*Work to complete*:
Examine the material below. Gather every line in which the string "JSON" appears.

[Start of Attachment]

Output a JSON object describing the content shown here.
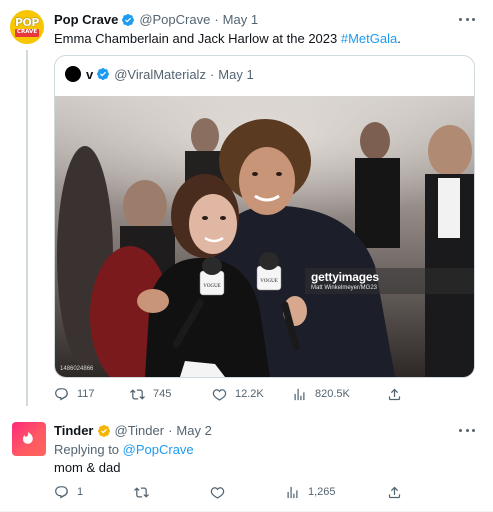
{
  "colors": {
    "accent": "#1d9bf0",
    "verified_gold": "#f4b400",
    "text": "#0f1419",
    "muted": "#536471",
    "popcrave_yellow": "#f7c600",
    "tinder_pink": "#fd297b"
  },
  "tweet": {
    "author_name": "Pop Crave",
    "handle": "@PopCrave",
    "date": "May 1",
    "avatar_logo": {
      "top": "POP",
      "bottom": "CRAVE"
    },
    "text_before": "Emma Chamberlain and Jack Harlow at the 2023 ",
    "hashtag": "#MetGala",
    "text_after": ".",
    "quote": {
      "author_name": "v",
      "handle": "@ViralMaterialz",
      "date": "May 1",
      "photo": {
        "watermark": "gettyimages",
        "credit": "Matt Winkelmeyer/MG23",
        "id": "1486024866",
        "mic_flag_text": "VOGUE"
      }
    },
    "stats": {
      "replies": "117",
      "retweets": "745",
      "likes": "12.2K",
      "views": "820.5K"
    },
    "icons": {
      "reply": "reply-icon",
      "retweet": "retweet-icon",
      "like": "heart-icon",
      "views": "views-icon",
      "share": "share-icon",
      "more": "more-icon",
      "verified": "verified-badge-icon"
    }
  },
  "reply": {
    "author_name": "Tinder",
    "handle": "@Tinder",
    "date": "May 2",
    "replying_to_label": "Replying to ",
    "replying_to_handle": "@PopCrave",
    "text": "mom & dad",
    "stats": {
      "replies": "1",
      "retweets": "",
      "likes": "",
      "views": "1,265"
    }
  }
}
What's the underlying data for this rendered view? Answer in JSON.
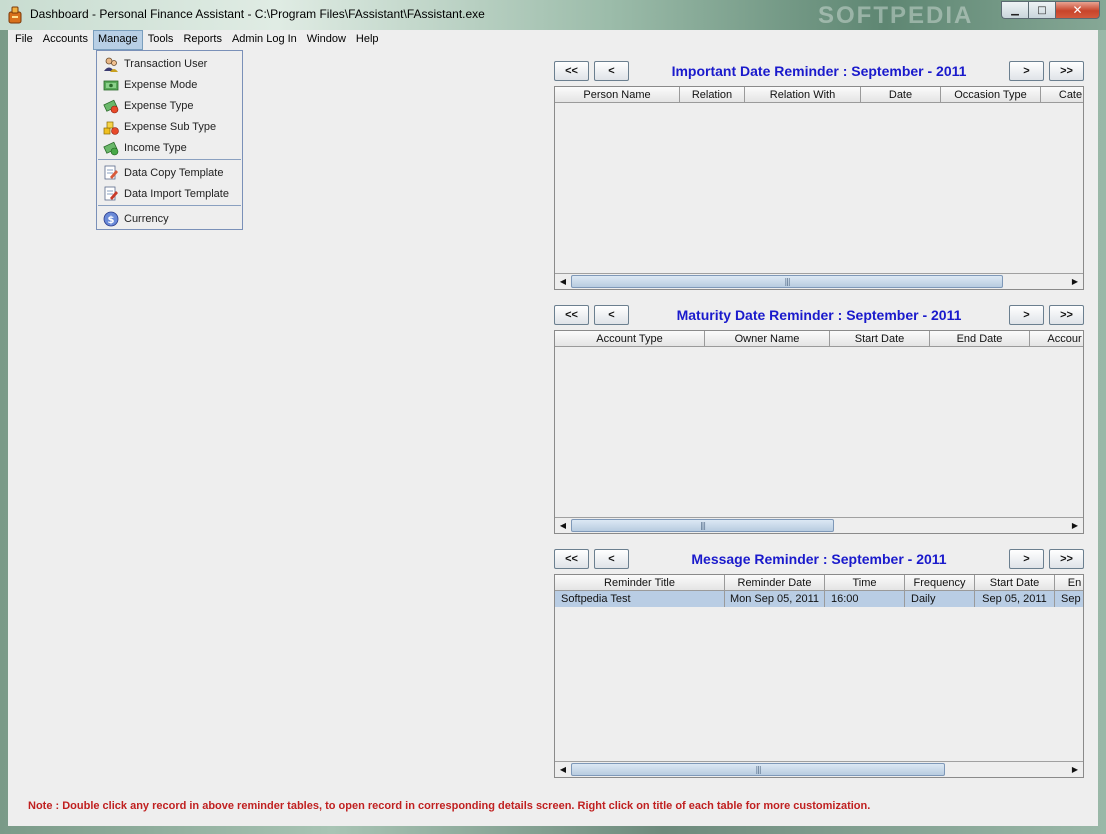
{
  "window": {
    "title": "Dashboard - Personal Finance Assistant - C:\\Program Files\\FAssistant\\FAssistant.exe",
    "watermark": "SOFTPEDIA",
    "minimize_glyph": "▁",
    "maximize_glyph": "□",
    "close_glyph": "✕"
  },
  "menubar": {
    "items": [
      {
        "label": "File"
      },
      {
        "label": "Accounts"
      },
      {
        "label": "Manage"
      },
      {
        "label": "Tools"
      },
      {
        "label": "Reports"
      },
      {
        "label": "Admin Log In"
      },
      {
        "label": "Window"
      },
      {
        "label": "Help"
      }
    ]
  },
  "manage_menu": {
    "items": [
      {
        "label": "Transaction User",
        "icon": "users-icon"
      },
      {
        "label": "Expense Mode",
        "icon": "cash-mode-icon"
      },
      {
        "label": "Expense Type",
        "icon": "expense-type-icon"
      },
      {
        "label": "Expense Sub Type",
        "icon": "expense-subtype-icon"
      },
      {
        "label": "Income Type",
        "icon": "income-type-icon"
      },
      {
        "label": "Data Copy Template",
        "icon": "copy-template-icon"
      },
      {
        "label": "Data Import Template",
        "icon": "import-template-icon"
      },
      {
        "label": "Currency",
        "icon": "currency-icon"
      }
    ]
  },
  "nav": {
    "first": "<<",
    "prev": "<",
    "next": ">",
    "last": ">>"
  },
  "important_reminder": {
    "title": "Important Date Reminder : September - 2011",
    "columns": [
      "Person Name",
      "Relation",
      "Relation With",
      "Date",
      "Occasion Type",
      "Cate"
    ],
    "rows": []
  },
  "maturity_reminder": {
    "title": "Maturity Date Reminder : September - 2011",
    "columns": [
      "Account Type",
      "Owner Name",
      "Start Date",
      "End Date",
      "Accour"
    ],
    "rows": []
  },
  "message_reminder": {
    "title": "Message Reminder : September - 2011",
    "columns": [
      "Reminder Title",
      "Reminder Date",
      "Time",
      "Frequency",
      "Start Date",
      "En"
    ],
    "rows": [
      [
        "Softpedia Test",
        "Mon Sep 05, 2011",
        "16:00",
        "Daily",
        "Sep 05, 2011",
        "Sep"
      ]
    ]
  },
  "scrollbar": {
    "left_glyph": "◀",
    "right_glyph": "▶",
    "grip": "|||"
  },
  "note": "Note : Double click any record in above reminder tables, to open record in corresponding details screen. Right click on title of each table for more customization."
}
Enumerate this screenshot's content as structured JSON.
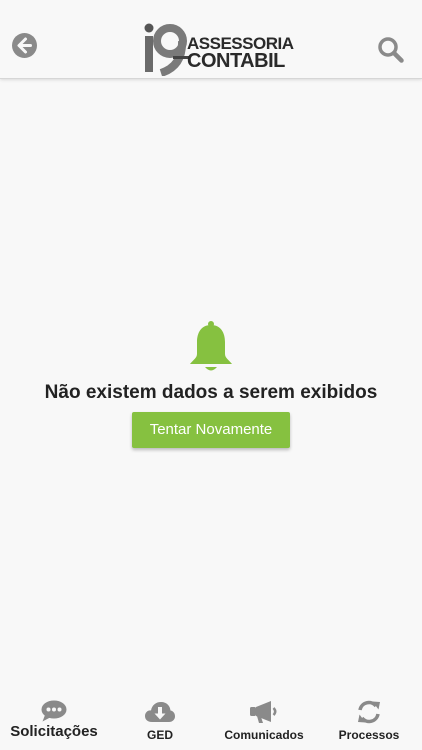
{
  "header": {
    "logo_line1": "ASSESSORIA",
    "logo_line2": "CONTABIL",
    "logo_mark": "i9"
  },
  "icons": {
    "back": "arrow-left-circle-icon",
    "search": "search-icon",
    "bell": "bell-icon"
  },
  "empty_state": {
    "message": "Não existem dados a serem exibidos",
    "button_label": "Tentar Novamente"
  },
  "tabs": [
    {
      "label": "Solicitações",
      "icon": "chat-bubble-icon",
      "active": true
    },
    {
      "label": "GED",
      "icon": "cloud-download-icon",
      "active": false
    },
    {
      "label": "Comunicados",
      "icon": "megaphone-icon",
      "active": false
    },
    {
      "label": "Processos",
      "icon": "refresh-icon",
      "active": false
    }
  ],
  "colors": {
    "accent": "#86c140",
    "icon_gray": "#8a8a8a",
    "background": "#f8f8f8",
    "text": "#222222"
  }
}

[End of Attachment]
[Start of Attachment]

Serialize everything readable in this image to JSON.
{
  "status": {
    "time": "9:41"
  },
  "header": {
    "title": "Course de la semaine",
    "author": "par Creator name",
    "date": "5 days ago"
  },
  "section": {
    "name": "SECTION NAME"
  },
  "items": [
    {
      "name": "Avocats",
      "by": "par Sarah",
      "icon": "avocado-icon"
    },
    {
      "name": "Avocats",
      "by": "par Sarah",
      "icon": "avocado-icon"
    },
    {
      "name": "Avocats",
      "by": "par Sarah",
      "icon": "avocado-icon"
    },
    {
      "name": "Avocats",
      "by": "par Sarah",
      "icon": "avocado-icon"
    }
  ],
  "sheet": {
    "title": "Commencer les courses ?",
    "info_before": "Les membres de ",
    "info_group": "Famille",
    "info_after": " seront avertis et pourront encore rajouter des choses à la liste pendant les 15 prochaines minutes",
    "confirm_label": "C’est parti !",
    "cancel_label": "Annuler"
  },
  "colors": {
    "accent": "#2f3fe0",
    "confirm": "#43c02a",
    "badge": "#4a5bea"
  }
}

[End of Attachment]

*Exercise output*:
Output a JSON object describing the content shown here.
What's the underlying data for this rendered view? Answer in JSON.
Enumerate this screenshot's content as structured JSON.
Serialize everything readable in this image to JSON.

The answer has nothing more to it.